Neither of these were written for ESL originally. They were written for third graders, but
the ESL students enjoyed them (especially those who aren't shocked by my
corniness).
The ones I put together for ESL can't be posted here because I grabbed what I
could regardless of copywright. You can check out the web page I made for
our program volunteers for those.
http://usefulstring.gjbgraphics.com/ESLfolder/ESL_IBC.html

Where you teach, and what level and age group you’re teaching

Currently I'm not teaching ESL at all. I had been teaching for
several years as a volunteer, learning as I went, at my church. I
started
in order to help adults who were taking a hard-to-understand
citizenship class. What an eye-opener! Then folks wanted the class to
expand and I became the coordinator of the program. I have a lot to
learn about coordinating volunteers. This fall we downsized somewhat
and I announced I'd be taking "sabbatical" time this year ... at
least until the 2007-2008 school year.
My resume is at
http://www.gjbgraphics.com/usefulstring/wsn514C.html

I'm trying to put together a very basic course of at least 26 classes
and post these on the web. An old unfinished effort is at
http://usefulstring.gjbgraphics.com/ESLfolder/ESL_IBC.html
(please don't make links to this page)
What I completed there I did when I was bedridden this summer after
surgery. Once I went back to work AND started teaching ESL on Monday
and Thursday nights, I didn't have time to work on the website. Now
I've got a bit more time (just a bit) and I'm using iWeb to start
again. The iWeb is a leap since you'll see that my old web pages use
pretty basic html. I like the basic, simple stuff because I can edit
it easily. Well, also because that's all I've learned.

Our class seems to have run through language group seasons.
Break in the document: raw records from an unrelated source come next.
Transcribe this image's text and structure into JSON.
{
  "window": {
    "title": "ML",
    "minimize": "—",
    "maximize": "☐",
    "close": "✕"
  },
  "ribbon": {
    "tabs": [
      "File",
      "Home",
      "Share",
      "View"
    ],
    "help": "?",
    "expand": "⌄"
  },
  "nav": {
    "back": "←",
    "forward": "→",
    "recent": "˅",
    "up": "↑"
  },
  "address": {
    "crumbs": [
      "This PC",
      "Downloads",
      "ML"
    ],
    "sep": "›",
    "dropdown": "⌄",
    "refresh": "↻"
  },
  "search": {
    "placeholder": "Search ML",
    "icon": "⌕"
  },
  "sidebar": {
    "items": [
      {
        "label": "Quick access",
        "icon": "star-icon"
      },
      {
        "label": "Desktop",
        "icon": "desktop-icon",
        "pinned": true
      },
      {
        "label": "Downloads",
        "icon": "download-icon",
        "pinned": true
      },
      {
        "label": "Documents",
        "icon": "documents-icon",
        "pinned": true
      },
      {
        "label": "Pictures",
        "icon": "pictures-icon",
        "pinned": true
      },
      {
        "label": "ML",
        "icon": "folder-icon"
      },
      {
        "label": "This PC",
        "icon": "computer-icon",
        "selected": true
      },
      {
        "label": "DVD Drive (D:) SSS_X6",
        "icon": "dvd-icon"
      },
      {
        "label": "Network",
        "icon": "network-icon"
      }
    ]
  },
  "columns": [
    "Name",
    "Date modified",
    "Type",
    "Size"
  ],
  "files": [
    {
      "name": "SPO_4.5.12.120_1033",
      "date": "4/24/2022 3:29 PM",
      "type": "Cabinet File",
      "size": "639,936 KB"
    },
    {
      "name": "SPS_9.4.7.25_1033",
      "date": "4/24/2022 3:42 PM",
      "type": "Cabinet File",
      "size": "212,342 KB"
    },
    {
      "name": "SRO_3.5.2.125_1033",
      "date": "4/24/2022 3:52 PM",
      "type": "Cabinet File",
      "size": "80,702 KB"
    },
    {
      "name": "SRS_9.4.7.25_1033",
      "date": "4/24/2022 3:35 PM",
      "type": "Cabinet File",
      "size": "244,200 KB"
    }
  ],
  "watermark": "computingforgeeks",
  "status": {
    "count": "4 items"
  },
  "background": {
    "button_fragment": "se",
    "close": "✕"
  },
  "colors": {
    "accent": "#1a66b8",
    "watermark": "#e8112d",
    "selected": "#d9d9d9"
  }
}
We
started with Haitian, Chinese, and Korean. This past spring with the
larger program we had 7 language groups. This fall we had Spanish,
Portugese, and Korean students only. The demand for very basic
English seems to be so strong I don't know if I will ever be teaching
advanced English.

What your students would like about class-video projects
At the public school where I work as an assistant, I've often covered
the computer lab. Their teacher has the seventh graders make powerpoint
presentations which seems to be quite an engrossing activity for
them. The internet connection is not too speedy (it's a rural school)
and access to YouTube is blocked by the county school board (probably
a good thing), but, working around that, I think the computer teacher
could become interested.
Our resident techie is a science teacher and I can imagine he'll be
interested, too.

short answer: What's not to like?

Your past experiences with video and/or class-video projects
(include links to examples if possible)

My ESL classes always had a song or two. That's when I got into
special media.
I just learned how to use PowerPoint this spring and went right into
iMovie and Quicktime Pro after that.
My "videos" are more slideshowish, but there's stuff you can do with
iMovie that is more that slide shows.
My videos (of varying quality!!) are on YouTube.
Do a search for cathysfiddle

Any video production literature you might be using

If you mean applications, I use PowerPoint, Quicktime Pro, iMovie,
Audio x (to record myself), Amazing Slowdowner (to change pitch and
speed of sounds)

Some of subjects and topics you'd like to learn more about during
this session

I'm sure I'll be thinking of them as we go along. Meanwhile, I'm
looking for all the ESL stuff I can use when I go back to doing it
again.